:: EXTRACTED DATA ::

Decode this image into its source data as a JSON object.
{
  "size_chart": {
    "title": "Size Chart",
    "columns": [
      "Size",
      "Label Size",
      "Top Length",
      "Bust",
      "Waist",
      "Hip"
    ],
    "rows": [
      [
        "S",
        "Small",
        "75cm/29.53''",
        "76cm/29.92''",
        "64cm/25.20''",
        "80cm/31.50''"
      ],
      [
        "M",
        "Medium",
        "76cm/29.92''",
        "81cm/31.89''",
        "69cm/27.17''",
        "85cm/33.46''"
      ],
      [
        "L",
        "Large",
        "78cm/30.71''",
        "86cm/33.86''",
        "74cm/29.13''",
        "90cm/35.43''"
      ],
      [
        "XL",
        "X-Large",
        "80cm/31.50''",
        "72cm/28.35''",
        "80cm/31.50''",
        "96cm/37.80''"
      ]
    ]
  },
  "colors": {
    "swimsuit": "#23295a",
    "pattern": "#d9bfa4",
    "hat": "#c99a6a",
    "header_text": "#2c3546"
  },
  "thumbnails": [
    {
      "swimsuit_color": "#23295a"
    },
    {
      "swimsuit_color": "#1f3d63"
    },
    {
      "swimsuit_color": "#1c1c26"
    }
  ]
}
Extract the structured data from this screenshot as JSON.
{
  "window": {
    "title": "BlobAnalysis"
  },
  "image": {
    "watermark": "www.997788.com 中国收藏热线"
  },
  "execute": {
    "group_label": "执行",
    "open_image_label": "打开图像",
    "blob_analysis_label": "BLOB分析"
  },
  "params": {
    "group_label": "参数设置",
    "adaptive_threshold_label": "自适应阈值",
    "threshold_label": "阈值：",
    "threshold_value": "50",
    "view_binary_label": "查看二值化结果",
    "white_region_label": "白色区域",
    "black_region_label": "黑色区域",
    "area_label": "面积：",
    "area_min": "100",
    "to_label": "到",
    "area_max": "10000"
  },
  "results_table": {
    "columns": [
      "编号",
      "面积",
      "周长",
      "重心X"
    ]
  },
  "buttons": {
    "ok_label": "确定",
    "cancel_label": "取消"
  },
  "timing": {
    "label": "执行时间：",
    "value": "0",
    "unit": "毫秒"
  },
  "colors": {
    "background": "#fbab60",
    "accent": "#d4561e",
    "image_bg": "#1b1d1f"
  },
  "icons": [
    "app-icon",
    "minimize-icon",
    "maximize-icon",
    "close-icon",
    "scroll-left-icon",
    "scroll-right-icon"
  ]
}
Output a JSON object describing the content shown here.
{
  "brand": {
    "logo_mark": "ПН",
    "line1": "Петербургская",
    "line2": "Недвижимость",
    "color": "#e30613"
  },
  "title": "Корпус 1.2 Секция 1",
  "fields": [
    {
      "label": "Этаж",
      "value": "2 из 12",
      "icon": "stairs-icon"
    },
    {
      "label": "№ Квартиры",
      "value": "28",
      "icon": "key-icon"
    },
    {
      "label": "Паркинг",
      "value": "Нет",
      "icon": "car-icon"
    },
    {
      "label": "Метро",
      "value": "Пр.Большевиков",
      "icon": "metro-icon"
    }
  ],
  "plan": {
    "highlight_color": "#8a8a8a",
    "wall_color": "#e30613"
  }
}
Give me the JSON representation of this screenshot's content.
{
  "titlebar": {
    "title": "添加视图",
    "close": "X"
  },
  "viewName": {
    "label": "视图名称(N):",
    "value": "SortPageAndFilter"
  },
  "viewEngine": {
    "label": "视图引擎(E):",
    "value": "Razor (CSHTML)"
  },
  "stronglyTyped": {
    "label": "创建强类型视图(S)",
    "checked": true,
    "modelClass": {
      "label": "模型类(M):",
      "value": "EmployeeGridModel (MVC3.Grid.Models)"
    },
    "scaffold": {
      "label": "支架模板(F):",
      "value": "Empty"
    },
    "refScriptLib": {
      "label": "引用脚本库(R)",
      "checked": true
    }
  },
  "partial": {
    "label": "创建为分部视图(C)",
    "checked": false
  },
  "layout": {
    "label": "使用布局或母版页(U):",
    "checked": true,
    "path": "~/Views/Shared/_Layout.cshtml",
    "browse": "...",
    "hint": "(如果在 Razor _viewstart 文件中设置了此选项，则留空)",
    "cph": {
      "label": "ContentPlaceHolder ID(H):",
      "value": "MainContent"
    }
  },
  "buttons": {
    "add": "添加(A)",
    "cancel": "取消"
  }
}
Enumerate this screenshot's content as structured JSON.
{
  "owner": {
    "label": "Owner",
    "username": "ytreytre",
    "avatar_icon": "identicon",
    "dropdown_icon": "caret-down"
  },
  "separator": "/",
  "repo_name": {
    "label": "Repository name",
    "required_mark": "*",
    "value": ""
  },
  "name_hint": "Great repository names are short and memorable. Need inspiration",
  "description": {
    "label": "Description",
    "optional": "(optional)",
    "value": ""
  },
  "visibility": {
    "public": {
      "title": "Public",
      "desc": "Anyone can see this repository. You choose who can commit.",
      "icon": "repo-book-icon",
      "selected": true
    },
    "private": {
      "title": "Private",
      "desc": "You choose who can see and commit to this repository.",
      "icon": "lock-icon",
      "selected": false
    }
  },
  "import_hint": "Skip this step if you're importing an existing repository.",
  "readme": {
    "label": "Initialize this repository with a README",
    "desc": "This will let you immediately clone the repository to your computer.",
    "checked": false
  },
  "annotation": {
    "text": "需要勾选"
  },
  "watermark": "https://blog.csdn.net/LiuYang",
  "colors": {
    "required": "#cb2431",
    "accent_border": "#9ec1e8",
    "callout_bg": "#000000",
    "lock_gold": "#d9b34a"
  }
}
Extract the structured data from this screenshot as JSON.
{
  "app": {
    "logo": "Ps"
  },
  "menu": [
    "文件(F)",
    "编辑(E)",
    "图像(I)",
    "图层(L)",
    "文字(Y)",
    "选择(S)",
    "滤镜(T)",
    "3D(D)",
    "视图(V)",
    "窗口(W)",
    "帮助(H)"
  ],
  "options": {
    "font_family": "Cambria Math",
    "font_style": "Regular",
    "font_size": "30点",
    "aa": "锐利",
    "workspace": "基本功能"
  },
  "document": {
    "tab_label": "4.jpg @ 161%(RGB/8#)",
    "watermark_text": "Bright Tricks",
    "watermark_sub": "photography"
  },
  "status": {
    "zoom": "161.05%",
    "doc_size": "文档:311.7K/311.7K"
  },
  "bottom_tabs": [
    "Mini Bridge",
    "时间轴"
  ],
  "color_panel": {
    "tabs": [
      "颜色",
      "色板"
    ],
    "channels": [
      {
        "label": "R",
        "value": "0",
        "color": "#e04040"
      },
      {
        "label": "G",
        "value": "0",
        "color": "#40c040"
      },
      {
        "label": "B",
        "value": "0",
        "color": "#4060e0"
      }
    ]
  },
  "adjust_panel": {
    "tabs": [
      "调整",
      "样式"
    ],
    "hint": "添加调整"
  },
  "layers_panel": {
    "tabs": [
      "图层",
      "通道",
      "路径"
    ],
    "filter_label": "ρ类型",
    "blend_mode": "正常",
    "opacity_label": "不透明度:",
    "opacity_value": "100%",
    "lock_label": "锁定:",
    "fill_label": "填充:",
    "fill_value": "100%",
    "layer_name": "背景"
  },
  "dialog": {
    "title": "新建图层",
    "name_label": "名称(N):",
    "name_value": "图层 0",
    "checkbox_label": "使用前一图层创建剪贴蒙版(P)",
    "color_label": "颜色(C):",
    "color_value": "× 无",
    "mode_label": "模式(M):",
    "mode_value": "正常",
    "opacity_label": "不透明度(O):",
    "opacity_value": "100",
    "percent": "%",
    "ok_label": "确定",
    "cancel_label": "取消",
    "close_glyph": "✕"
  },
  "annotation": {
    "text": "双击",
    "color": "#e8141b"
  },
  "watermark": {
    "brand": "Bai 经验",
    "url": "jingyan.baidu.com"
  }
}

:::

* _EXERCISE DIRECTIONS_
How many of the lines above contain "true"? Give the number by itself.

* _RESPONSE_
4